__Source material__
>>>

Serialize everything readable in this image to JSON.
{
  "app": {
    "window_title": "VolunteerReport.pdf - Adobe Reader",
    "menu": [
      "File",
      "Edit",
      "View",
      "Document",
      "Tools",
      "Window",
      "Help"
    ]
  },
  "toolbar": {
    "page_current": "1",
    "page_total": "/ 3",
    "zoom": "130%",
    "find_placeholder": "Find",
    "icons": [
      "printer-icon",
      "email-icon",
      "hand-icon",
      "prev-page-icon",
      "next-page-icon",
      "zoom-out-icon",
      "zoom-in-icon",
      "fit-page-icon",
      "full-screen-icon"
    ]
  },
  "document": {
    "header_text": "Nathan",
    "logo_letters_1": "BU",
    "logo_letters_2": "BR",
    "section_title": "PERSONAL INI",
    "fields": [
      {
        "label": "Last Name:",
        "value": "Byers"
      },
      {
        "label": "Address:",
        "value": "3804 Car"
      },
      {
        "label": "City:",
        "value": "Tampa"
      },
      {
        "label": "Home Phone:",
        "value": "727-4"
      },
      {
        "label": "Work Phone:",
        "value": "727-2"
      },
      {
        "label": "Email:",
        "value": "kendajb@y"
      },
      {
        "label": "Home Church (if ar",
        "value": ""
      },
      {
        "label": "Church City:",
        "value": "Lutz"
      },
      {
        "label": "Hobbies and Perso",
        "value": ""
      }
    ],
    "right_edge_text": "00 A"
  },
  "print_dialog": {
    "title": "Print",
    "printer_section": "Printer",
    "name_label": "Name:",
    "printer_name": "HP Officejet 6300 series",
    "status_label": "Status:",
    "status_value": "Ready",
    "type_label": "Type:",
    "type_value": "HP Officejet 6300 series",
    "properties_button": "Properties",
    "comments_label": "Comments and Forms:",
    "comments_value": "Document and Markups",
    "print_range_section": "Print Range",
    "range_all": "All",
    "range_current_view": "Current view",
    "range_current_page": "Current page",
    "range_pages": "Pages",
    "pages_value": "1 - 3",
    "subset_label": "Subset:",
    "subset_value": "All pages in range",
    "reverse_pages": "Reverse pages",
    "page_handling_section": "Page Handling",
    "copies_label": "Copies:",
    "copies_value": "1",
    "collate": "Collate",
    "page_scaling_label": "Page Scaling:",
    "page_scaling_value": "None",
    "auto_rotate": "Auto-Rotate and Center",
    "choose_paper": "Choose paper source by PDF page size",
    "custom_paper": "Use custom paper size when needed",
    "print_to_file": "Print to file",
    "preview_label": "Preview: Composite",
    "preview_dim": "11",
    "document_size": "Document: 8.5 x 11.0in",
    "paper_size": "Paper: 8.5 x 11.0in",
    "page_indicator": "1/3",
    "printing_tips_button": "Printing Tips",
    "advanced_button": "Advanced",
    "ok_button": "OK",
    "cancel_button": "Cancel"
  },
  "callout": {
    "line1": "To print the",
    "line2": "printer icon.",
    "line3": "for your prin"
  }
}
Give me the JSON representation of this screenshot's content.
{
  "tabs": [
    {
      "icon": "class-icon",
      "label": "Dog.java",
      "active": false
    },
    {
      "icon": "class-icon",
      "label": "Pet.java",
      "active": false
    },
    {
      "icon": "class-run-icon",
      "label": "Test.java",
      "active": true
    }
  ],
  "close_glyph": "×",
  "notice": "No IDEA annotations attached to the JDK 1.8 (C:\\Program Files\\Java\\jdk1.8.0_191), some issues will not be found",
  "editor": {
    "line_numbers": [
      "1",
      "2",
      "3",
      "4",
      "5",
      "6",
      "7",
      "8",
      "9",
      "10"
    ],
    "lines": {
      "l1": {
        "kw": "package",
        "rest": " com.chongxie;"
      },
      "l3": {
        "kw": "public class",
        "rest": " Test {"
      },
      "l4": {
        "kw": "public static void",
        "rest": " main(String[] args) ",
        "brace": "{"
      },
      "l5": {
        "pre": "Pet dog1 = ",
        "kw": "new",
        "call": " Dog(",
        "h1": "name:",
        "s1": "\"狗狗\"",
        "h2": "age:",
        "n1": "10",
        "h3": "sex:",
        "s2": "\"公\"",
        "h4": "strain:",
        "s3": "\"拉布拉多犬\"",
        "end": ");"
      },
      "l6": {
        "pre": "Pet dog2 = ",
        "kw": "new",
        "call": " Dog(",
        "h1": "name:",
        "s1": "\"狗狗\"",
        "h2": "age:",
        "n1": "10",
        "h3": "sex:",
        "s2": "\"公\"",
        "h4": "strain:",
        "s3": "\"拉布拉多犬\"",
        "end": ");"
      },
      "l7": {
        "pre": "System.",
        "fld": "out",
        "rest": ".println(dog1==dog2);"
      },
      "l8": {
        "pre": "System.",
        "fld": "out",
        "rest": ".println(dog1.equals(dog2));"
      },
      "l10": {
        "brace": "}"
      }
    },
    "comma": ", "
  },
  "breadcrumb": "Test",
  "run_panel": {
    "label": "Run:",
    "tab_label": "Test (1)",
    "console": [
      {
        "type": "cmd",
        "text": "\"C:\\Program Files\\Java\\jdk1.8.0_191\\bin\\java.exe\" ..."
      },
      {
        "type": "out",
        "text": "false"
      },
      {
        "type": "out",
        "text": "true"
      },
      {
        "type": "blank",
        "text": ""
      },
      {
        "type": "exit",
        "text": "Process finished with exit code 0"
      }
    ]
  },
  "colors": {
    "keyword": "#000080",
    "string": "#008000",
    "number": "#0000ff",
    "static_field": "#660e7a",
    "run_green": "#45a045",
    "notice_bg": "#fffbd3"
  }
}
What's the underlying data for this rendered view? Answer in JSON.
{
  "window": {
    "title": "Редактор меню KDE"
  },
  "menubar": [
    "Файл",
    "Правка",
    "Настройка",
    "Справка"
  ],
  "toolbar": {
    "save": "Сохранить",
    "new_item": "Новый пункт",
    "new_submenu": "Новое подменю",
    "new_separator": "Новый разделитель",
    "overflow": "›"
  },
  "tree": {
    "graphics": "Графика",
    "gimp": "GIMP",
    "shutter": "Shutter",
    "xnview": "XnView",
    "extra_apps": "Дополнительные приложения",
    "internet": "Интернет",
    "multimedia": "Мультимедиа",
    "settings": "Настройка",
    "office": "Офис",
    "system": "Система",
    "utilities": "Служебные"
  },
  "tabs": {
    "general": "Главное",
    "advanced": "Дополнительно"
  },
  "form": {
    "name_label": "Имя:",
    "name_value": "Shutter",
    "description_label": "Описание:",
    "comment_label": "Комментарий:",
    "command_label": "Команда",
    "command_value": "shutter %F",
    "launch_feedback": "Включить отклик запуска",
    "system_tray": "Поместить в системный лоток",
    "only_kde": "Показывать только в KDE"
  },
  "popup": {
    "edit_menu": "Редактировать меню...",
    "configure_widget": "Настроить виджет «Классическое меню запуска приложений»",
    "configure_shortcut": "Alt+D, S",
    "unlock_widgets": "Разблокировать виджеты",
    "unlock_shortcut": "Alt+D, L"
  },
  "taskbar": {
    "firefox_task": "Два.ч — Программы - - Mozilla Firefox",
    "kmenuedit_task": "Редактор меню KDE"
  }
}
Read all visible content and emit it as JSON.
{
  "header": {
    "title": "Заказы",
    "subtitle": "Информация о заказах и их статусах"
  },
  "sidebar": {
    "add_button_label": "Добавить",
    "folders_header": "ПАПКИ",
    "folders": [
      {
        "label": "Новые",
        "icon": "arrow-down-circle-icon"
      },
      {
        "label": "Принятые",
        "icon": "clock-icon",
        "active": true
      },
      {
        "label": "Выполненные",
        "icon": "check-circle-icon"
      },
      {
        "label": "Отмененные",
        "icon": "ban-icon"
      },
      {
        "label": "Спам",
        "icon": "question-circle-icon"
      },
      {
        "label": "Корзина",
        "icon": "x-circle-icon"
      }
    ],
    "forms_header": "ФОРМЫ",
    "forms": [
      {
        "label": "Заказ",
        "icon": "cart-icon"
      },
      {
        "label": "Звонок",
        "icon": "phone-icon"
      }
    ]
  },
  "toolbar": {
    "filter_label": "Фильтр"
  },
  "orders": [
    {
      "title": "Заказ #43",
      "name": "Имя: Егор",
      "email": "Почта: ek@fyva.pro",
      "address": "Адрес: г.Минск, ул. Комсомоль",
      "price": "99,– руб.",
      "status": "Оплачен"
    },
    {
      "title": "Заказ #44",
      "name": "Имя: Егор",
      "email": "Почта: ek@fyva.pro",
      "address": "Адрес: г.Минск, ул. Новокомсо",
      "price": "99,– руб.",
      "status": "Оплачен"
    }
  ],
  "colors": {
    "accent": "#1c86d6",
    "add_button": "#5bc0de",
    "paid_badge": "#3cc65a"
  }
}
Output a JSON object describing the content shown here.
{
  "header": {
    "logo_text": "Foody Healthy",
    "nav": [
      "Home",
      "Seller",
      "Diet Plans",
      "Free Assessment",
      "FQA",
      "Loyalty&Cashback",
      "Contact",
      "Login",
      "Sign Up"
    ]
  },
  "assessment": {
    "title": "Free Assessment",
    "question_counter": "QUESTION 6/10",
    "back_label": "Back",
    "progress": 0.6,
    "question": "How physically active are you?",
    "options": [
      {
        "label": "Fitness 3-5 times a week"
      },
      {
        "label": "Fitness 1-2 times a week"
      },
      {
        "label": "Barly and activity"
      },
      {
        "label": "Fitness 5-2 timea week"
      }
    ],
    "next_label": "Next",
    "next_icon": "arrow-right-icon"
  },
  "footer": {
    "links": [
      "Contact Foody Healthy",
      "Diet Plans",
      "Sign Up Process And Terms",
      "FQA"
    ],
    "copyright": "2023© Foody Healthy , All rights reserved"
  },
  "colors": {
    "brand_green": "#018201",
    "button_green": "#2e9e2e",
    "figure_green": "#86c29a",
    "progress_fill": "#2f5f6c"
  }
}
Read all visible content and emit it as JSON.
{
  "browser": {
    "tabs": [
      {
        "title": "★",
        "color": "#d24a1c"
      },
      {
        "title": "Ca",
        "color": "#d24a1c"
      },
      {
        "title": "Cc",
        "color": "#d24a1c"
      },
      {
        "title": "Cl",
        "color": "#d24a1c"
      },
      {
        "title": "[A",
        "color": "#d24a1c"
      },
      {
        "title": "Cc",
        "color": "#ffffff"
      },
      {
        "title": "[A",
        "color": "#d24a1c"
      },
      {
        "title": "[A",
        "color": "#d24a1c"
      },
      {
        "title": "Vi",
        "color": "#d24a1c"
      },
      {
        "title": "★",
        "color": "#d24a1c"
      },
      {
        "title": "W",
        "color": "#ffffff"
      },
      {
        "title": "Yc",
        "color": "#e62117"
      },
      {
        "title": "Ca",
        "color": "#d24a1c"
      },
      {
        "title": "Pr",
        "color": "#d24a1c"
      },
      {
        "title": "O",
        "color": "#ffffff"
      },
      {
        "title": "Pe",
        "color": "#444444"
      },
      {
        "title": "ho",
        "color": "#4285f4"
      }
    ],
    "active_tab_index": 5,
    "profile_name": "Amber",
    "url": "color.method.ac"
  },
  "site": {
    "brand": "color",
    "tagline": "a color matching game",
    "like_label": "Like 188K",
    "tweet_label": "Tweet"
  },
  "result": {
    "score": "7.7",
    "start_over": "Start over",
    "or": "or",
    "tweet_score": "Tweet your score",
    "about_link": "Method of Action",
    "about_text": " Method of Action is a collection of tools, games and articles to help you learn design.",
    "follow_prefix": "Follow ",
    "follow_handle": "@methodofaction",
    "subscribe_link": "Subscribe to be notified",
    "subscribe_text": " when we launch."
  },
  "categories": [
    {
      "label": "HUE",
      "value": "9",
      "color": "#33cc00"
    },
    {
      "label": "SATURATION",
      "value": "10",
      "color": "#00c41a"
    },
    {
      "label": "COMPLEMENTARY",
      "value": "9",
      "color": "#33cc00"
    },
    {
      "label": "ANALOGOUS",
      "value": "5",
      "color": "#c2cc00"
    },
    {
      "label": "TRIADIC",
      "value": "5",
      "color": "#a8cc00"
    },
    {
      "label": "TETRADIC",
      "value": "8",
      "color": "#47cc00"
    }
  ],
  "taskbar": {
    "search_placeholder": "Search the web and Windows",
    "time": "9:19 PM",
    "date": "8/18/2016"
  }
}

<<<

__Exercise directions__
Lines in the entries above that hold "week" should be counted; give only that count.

__Task answer__
3